LinkedIn can be a hacker’s treasure trove and job seeker’s nightmare.
The IT security company Symantec revealed that dozens of fake accounts on social networking sites are being used by hackers pretending to be recruiters. The accounts holders let hackers plot a network of business professionals and achieve the professional’s trust.
By building a connection with the professionals, criminals can easily request for their personal information.
If hackers succeed in getting their email addresses, they launch spear-phishing by which they can get your Credit Card and bank account numbers, passwords and all the financial information available in the computer. However, if they fail to achieve the email, they direct them to malware-loaded websites.
In a report, Symantec said, “LinkedIn users expect to be contacted by recruiters, so this ruse works out in the scammers’ favour.”
Luckily, the security firm has worked along with LinkedIn and has removed all accounts identified as fake. Symantec’s researcher Dick O’Brien told BBC: “Most of these fake accounts have been quite successful in gaining a significant network – one had 500 contacts. Some even managed to get endorsements from others.”
[must url=”https://www.hackread.com/zeus-trojan-targets-facebook-instagram-twitter-youtube-linkedin/”]Zeus Trojan returns: Targets Facebook, Instagram, Twitter, YouTube and LinkedIn[/must]
LinkedIn responded to it as: “We investigate suspected violations of our Terms of Service, including the creation of false profiles, and take immediate action when violations are uncovered. We have a number of measures in place to confirm the authenticity of profiles and remove those that are fake. We encourage members to utilise our Help Centre to report inaccurate profiles and specific profile content to LinkedIn.”
The researchers who were chasing the fake accounts found out that these fake profiles usually used photos of women taken from the profiles of real professional or the stock pictures from the internet. They also that these profiles totally had the same text as other original professionals which means they just copied it from the other’s profiles and posted it on their fake ones.

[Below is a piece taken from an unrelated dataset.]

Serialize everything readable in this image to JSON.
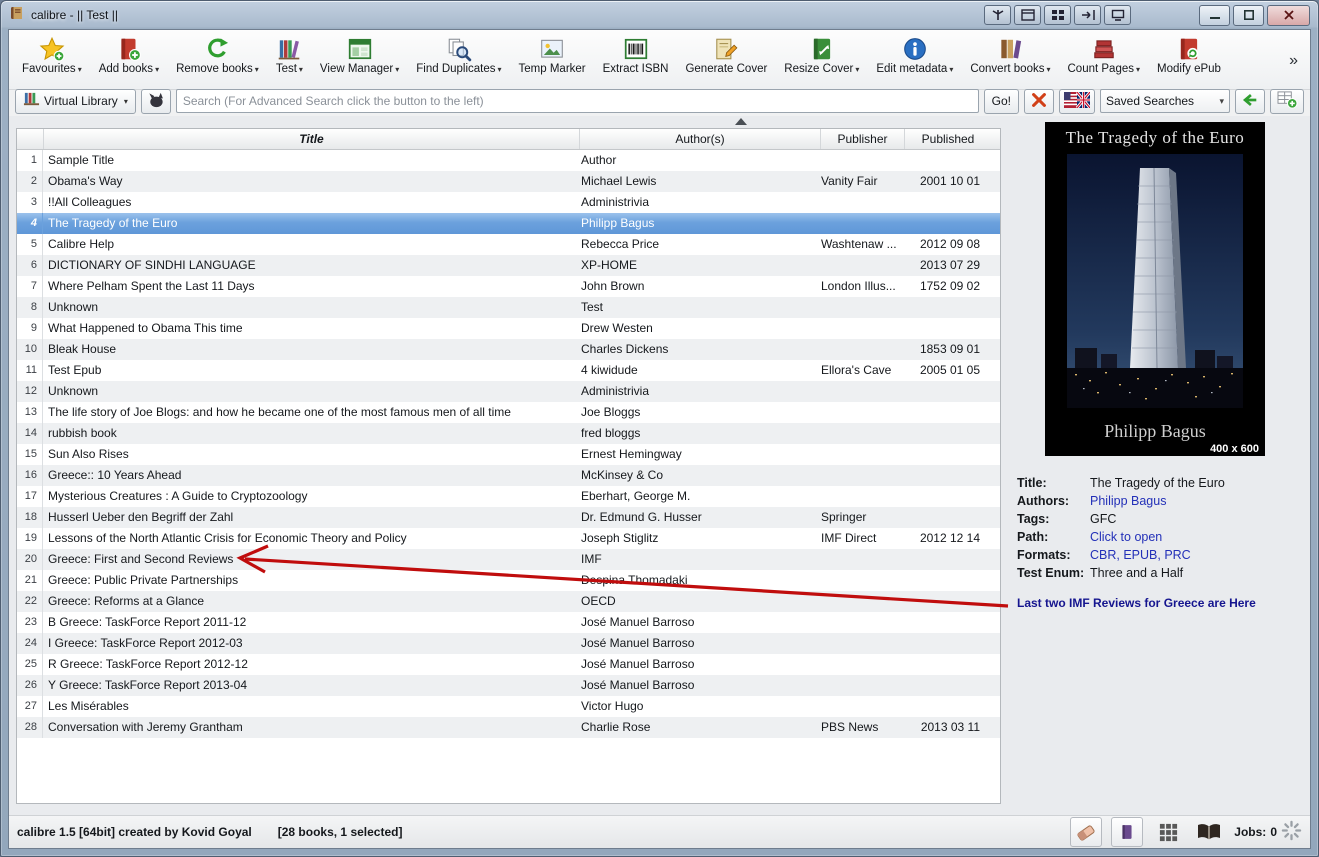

The criminals did also carry out a deep study on LinkedIn and used the keywords which can easily make them prominent through website’s own search engine. The keywords used were like, “exploration manager” or “reservoir engineer” and most of the terms used were regarding logistics and the oil and gas industries.
Mr O’Bried said that other social media platforms like Facebook and Twitter are also facing the same problems but they seem much more interested in LinkedIn. He also provided some guidelines for the LinkedIn users who after knowing this, would doubt if they have a hacker friend in their profile which are:
“You can do a reverse image search by dragging and dropping the profile picture into Google Images and see what it brings up. Copying and pasting the job information in Google can also reveal whether it has been taken from somewhere else.”
The danger of fake LinkedIn profiles trying to fraud is not new. In October, Dell’s counter-threat unit researchers found at least 25 fake profiles working together which had more than 200 real professionals working in defence, telecommunications, government and utilities. These fake accounts linked back to Iran-based hackers.
Social media is the best for cyber criminals to gather personal data of the user. In some cases, the criminals can even get hold of credit card data if the users sign up for online shopping.
In the past, Linkedin was targeted with Blackhole malware designed to steal login credentials.
[src src=”Via” url=”http://www.bbc.com/news/technology-34994858″]BBC[/src]
[src src=”Source” url=”http://www.symantec.com/connect/blogs/fake-linkedin-accounts-want-add-you-their-professional-network”]Symantec[/src]
[src src=”Featured Image” url=”https://www.flickr.com/photos/esthervargasc/11804824395″]Flickr[/src]